- [Recorded data]:
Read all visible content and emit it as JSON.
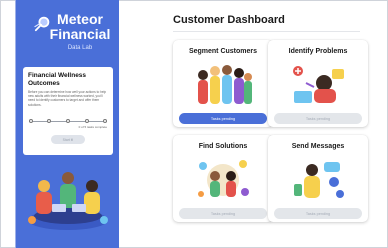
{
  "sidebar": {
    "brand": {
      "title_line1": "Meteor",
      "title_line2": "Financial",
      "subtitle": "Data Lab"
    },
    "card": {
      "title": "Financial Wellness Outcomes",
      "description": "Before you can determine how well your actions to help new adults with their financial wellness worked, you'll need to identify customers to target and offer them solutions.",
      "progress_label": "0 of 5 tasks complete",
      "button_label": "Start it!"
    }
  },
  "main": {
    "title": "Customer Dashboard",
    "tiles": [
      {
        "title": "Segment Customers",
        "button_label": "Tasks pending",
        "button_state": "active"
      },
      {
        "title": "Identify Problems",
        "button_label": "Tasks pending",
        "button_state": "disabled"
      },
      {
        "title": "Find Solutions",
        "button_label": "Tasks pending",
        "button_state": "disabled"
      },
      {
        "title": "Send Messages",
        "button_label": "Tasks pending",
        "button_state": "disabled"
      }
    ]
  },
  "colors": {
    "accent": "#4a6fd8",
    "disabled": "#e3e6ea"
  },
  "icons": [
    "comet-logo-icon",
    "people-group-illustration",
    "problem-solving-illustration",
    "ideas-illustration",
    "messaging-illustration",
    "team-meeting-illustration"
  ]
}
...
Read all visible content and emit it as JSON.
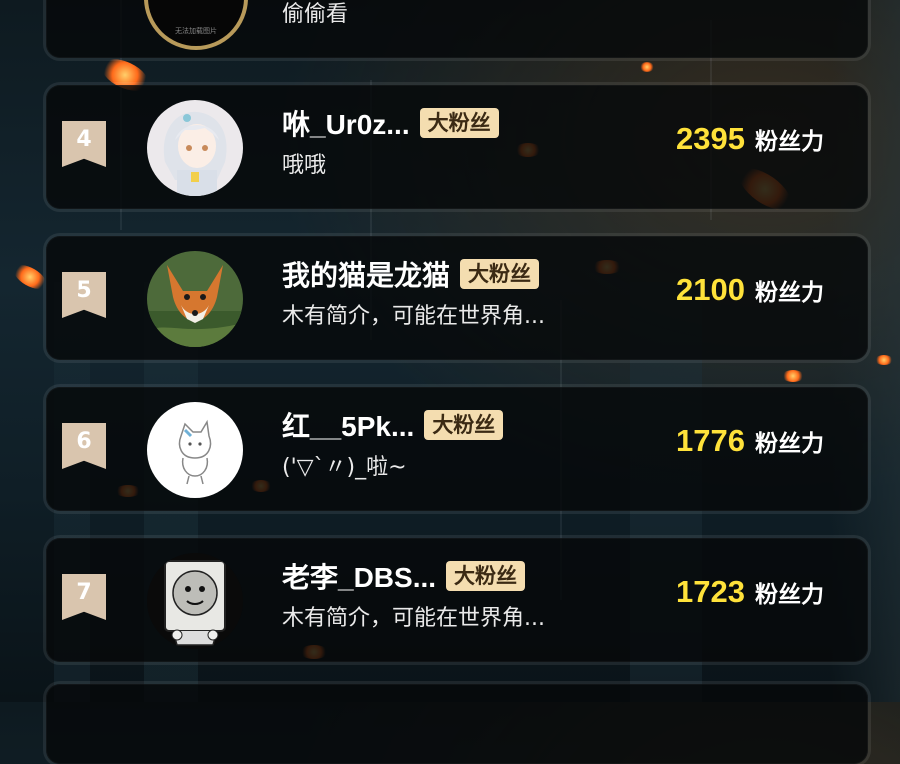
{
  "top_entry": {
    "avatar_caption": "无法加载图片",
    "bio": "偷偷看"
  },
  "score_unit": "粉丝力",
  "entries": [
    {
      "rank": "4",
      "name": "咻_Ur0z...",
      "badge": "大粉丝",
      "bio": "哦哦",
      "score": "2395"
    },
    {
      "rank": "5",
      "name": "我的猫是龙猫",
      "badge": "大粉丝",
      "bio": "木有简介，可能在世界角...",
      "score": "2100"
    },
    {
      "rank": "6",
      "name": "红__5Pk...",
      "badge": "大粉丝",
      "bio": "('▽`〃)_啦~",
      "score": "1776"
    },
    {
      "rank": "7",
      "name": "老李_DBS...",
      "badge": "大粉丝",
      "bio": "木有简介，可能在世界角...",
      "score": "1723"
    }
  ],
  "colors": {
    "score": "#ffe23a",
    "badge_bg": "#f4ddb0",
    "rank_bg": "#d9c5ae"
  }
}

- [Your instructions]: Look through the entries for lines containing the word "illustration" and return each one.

- [Result of this exercise]:
    "people-group-illustration",
    "problem-solving-illustration",
    "ideas-illustration",
    "messaging-illustration",
    "team-meeting-illustration"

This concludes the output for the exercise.